Models Cara Delevingne, left, and Joan Smalls on the runway during Stella McCartney’s ready-to-wear collection / AP


Sunday's Chloe show-notes referenced a “sweatshirt attitude” Which sounds like sound bite-y garbage, but somehow chimes true as we slide into the home stretch of the Parisian collections, and the close of the autumn/winter 2014 season as a whole. At this point, you don't want clothes that try hard, that push and pull and pinch. You want something comfortable, something cosy. You can even turn a blind eye to something a bit lazy, if it's well done.

Stella McCartney doesn't do fashion well. You get the feeling she isn't sure of her step. But she does understand ease: a slouchy sweater, a t-shirt dress, a flat shoe. Ease can easily become sloppy, or frumpy, but this season she kept the tension of her threads just right.

Tension. That's a good word to describe Hedi Slimane's Saint Laurent shows, where the audience awaits, seemingly endlessly, for him to deliver on the promise of his much-feted appointment. While the house's male wares, inspired by the London dive-bars, bands and boys Slimane so idolises, has riffed successfully on menswear's key notes, his womenswear consistently hits a bum note. How sad to compare and contrast with Raf Simons, whose path at Dior - while hardly easy or rose strewn - seems far less convoluted. Tortured, even. His path also seems to lead us somewhere new.


For this collection Slimane issued his audience with a pamphlet of work by John Baldessari, an artist whose pieces deal with found and appropriated images. That chimes with contemporary fashion's filching and cross-referencing. But it also means we don't see anything new.

Slimane offered a trio of "couture" dresses in a limited and numbered edition of ten. They were allegedly unique. However the majority of the show was composed of archetypal sixties-infused shifts, A-line coats, Mary Jane shoes and kinky boots.

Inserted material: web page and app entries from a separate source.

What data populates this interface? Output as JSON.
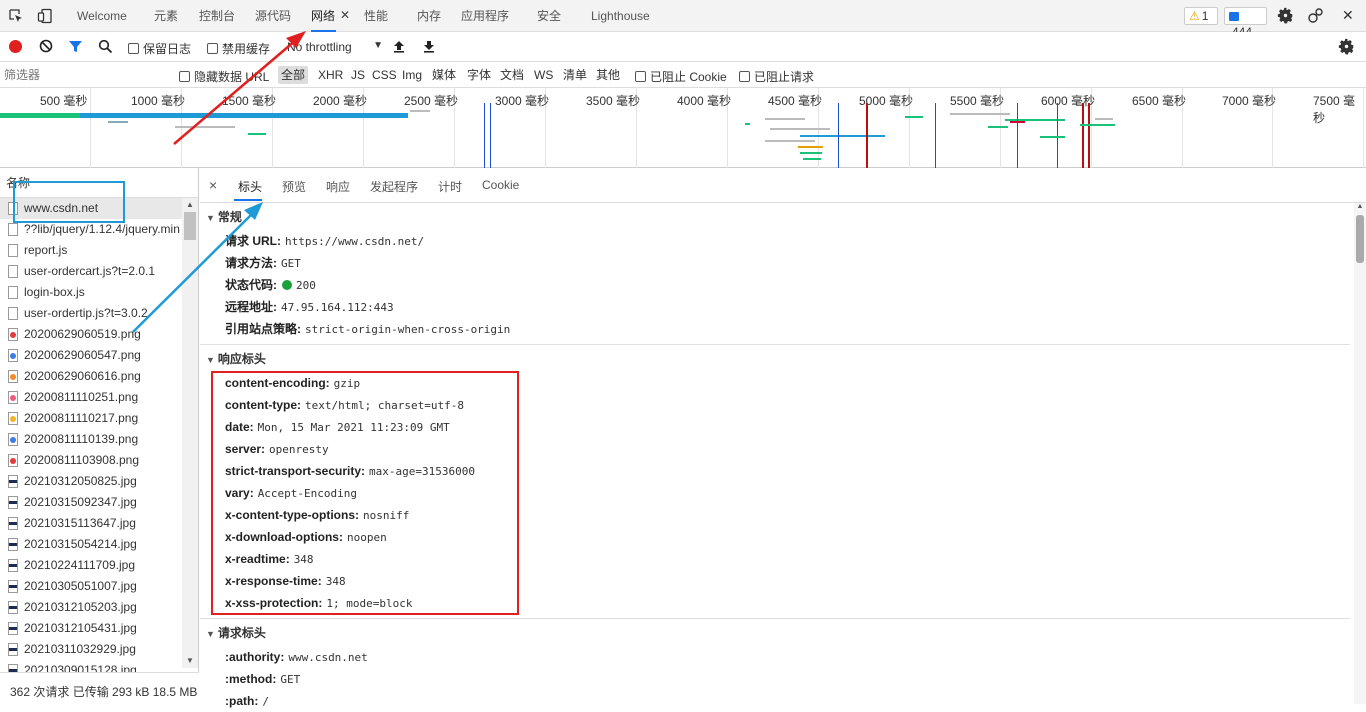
{
  "tabs": [
    {
      "label": "Welcome"
    },
    {
      "label": "元素"
    },
    {
      "label": "控制台"
    },
    {
      "label": "源代码"
    },
    {
      "label": "网络"
    },
    {
      "label": "性能"
    },
    {
      "label": "内存"
    },
    {
      "label": "应用程序"
    },
    {
      "label": "安全"
    },
    {
      "label": "Lighthouse"
    }
  ],
  "tab_close": "✕",
  "badges": {
    "warnings": "1",
    "messages": "444"
  },
  "toolbar": {
    "preserve_log": "保留日志",
    "disable_cache": "禁用缓存",
    "throttling": "No throttling"
  },
  "filter": {
    "placeholder": "筛选器",
    "hide_data_url": "隐藏数据 URL",
    "types": [
      "全部",
      "XHR",
      "JS",
      "CSS",
      "Img",
      "媒体",
      "字体",
      "文档",
      "WS",
      "清单",
      "其他"
    ],
    "blocked_cookies": "已阻止 Cookie",
    "blocked_requests": "已阻止请求"
  },
  "timeline_ticks": [
    "500 毫秒",
    "1000 毫秒",
    "1500 毫秒",
    "2000 毫秒",
    "2500 毫秒",
    "3000 毫秒",
    "3500 毫秒",
    "4000 毫秒",
    "4500 毫秒",
    "5000 毫秒",
    "5500 毫秒",
    "6000 毫秒",
    "6500 毫秒",
    "7000 毫秒",
    "7500 毫秒"
  ],
  "request_list": {
    "header": "名称",
    "items": [
      {
        "name": "www.csdn.net",
        "icon": "document"
      },
      {
        "name": "??lib/jquery/1.12.4/jquery.min",
        "icon": "document"
      },
      {
        "name": "report.js",
        "icon": "document"
      },
      {
        "name": "user-ordercart.js?t=2.0.1",
        "icon": "document"
      },
      {
        "name": "login-box.js",
        "icon": "document"
      },
      {
        "name": "user-ordertip.js?t=3.0.2",
        "icon": "document"
      },
      {
        "name": "20200629060519.png",
        "icon": "image-red"
      },
      {
        "name": "20200629060547.png",
        "icon": "image-blue"
      },
      {
        "name": "20200629060616.png",
        "icon": "image-orange"
      },
      {
        "name": "20200811110251.png",
        "icon": "image-pink"
      },
      {
        "name": "20200811110217.png",
        "icon": "image-yellow"
      },
      {
        "name": "20200811110139.png",
        "icon": "image-blue"
      },
      {
        "name": "20200811103908.png",
        "icon": "image-red"
      },
      {
        "name": "20210312050825.jpg",
        "icon": "image-dark"
      },
      {
        "name": "20210315092347.jpg",
        "icon": "image-dark"
      },
      {
        "name": "20210315113647.jpg",
        "icon": "image-dark"
      },
      {
        "name": "20210315054214.jpg",
        "icon": "image-dark"
      },
      {
        "name": "20210224111709.jpg",
        "icon": "image-dark"
      },
      {
        "name": "20210305051007.jpg",
        "icon": "image-dark"
      },
      {
        "name": "20210312105203.jpg",
        "icon": "image-dark"
      },
      {
        "name": "20210312105431.jpg",
        "icon": "image-dark"
      },
      {
        "name": "20210311032929.jpg",
        "icon": "image-dark"
      },
      {
        "name": "20210309015128.jpg",
        "icon": "image-dark"
      }
    ],
    "footer": "362 次请求 已传输 293 kB 18.5 MB"
  },
  "detail": {
    "close": "×",
    "tabs": [
      "标头",
      "预览",
      "响应",
      "发起程序",
      "计时",
      "Cookie"
    ],
    "general": {
      "title": "常规",
      "fields": [
        {
          "key": "请求 URL:",
          "value": "https://www.csdn.net/"
        },
        {
          "key": "请求方法:",
          "value": "GET"
        },
        {
          "key": "状态代码:",
          "value": "200"
        },
        {
          "key": "远程地址:",
          "value": "47.95.164.112:443"
        },
        {
          "key": "引用站点策略:",
          "value": "strict-origin-when-cross-origin"
        }
      ]
    },
    "response_headers": {
      "title": "响应标头",
      "fields": [
        {
          "key": "content-encoding:",
          "value": "gzip"
        },
        {
          "key": "content-type:",
          "value": "text/html; charset=utf-8"
        },
        {
          "key": "date:",
          "value": "Mon, 15 Mar 2021 11:23:09 GMT"
        },
        {
          "key": "server:",
          "value": "openresty"
        },
        {
          "key": "strict-transport-security:",
          "value": "max-age=31536000"
        },
        {
          "key": "vary:",
          "value": "Accept-Encoding"
        },
        {
          "key": "x-content-type-options:",
          "value": "nosniff"
        },
        {
          "key": "x-download-options:",
          "value": "noopen"
        },
        {
          "key": "x-readtime:",
          "value": "348"
        },
        {
          "key": "x-response-time:",
          "value": "348"
        },
        {
          "key": "x-xss-protection:",
          "value": "1; mode=block"
        }
      ]
    },
    "request_headers": {
      "title": "请求标头",
      "fields": [
        {
          "key": ":authority:",
          "value": "www.csdn.net"
        },
        {
          "key": ":method:",
          "value": "GET"
        },
        {
          "key": ":path:",
          "value": "/"
        }
      ]
    }
  },
  "colors": {
    "accent": "#1a73e8",
    "record": "#e0201f",
    "status_ok": "#1aa13c",
    "annotation_red": "#e02020",
    "annotation_blue": "#1e9bd7"
  }
}
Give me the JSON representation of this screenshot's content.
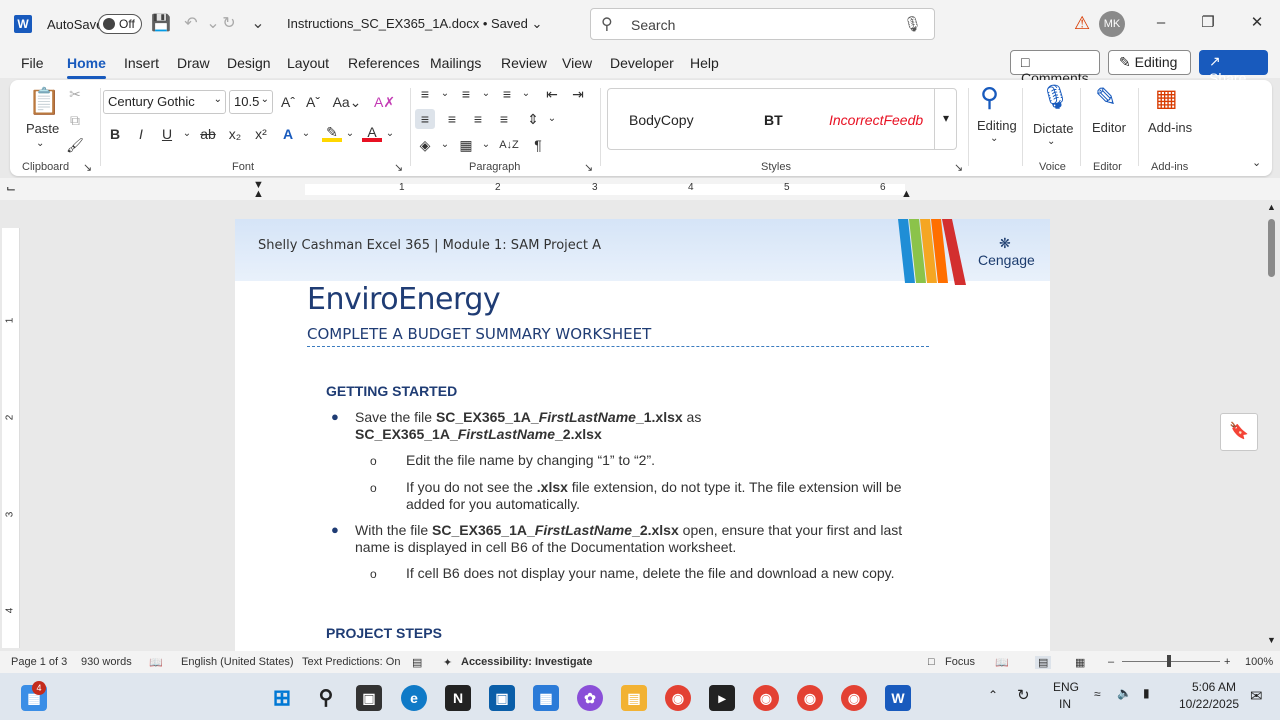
{
  "titlebar": {
    "autosave_label": "AutoSave",
    "toggle_state": "Off",
    "doc_title": "Instructions_SC_EX365_1A.docx • Saved",
    "search_placeholder": "Search",
    "avatar_initials": "MK"
  },
  "tabs": [
    "File",
    "Home",
    "Insert",
    "Draw",
    "Design",
    "Layout",
    "References",
    "Mailings",
    "Review",
    "View",
    "Developer",
    "Help"
  ],
  "active_tab": "Home",
  "header_buttons": {
    "comments": "Comments",
    "editing": "Editing",
    "share": "Share"
  },
  "ribbon": {
    "clipboard": {
      "paste": "Paste",
      "label": "Clipboard"
    },
    "font": {
      "name": "Century Gothic",
      "size": "10.5",
      "label": "Font"
    },
    "paragraph": {
      "label": "Paragraph"
    },
    "styles": {
      "items": [
        "BodyCopy",
        "BT",
        "IncorrectFeedb"
      ],
      "label": "Styles"
    },
    "editing": {
      "label": "Editing"
    },
    "voice": {
      "dictate": "Dictate",
      "label": "Voice"
    },
    "editor": {
      "editor": "Editor",
      "label": "Editor"
    },
    "addins": {
      "addins": "Add-ins",
      "label": "Add-ins"
    }
  },
  "ruler": {
    "numbers": [
      "1",
      "2",
      "3",
      "4",
      "5",
      "6"
    ],
    "vertical_numbers": [
      "1",
      "2",
      "3",
      "4"
    ]
  },
  "document": {
    "header_text": "Shelly Cashman Excel 365 | Module 1: SAM Project A",
    "brand": "Cengage",
    "title": "EnviroEnergy",
    "subtitle": "COMPLETE A BUDGET SUMMARY WORKSHEET",
    "section1": "GETTING STARTED",
    "bullet1_pre": "Save the file ",
    "bullet1_file1": "SC_EX365_1A_",
    "bullet1_file1_italic": "FirstLastName",
    "bullet1_file1_end": "_1.xlsx",
    "bullet1_as": " as",
    "bullet1_file2": "SC_EX365_1A_",
    "bullet1_file2_italic": "FirstLastName",
    "bullet1_file2_end": "_2.xlsx",
    "sub1": "Edit the file name by changing “1” to “2”.",
    "sub2_pre": "If you do not see the ",
    "sub2_bold": ".xlsx",
    "sub2_post": " file extension, do not type it. The file extension will be",
    "sub2_line2": "added for you automatically.",
    "bullet2_pre": "With the file ",
    "bullet2_file": "SC_EX365_1A_",
    "bullet2_file_italic": "FirstLastName",
    "bullet2_file_end": "_2.xlsx",
    "bullet2_post": " open, ensure that your first and last",
    "bullet2_line2": "name is displayed in cell B6 of the Documentation worksheet.",
    "sub3": "If cell B6 does not display your name, delete the file and download a new copy.",
    "section2": "PROJECT STEPS"
  },
  "statusbar": {
    "page": "Page 1 of 3",
    "words": "930 words",
    "language": "English (United States)",
    "predictions": "Text Predictions: On",
    "accessibility": "Accessibility: Investigate",
    "focus": "Focus",
    "zoom": "100%"
  },
  "taskbar": {
    "badge": "4",
    "lang": "ENG",
    "lang2": "IN",
    "time": "5:06 AM",
    "date": "10/22/2025"
  }
}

They register well in two dimensions. Viewing them online, you get the Mod message immediately. As a merchandising exercise, they will prettily clutter up Saint Laurent's aggressively rebranded stores across the world. They were, out of context, inoffensive. However, in their context as a closing statement on the sixth day of the Paris collections - where the greatest designers in the world parade their wares - one word springs to mind. Lazy.